▶ ACTION ITEM
Starting from the first line below, count the lines carrying the string "Aurora" and answer with the count by itself.

** Opening MATERIAL FOR THIS TASK block **

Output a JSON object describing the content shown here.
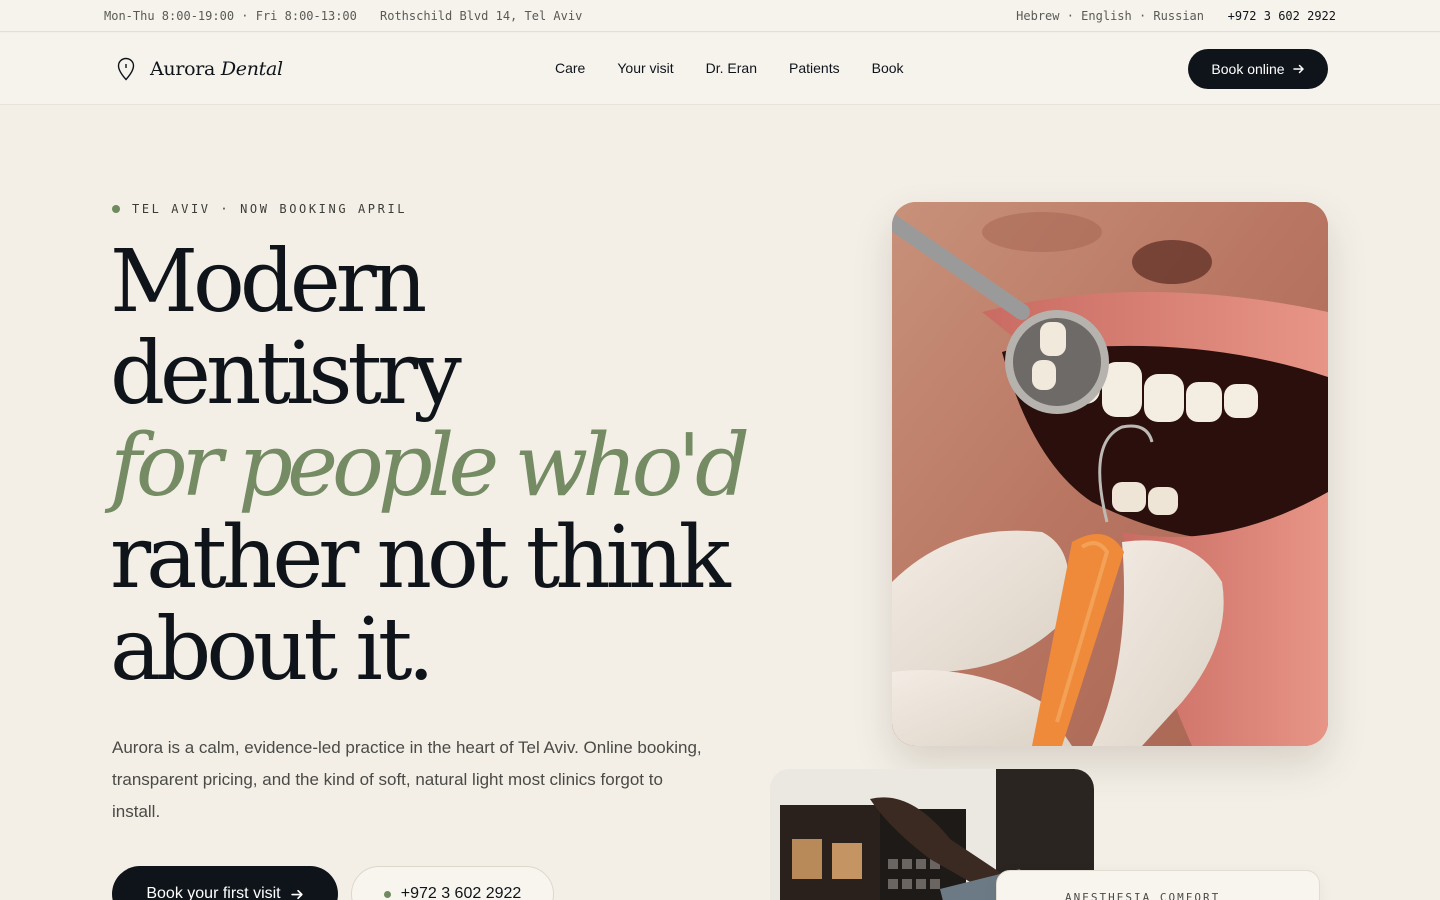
{
  "topbar": {
    "hours": "Mon-Thu 8:00-19:00 · Fri 8:00-13:00",
    "address": "Rothschild Blvd 14, Tel Aviv",
    "languages": "Hebrew · English · Russian",
    "phone": "+972 3 602 2922"
  },
  "nav": {
    "brand_primary": "Aurora",
    "brand_secondary": "Dental",
    "logo_icon": "tooth-pin-icon",
    "links": [
      "Care",
      "Your visit",
      "Dr. Eran",
      "Patients",
      "Book"
    ],
    "cta_label": "Book online",
    "cta_icon": "arrow-right-icon"
  },
  "hero": {
    "eyebrow": "TEL AVIV · NOW BOOKING APRIL",
    "headline_lines": [
      "Modern",
      "dentistry"
    ],
    "headline_accent": "for people who'd",
    "headline_rest": [
      "rather not think",
      "about it."
    ],
    "lede": "Aurora is a calm, evidence-led practice in the heart of Tel Aviv. Online booking, transparent pricing, and the kind of soft, natural light most clinics forgot to install.",
    "primary_cta": "Book your first visit",
    "phone_cta": "+972 3 602 2922",
    "accent_color": "#748b63"
  },
  "side": {
    "info_card_label": "ANESTHESIA COMFORT"
  }
}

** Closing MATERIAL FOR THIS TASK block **

▶ TASK RESULT
2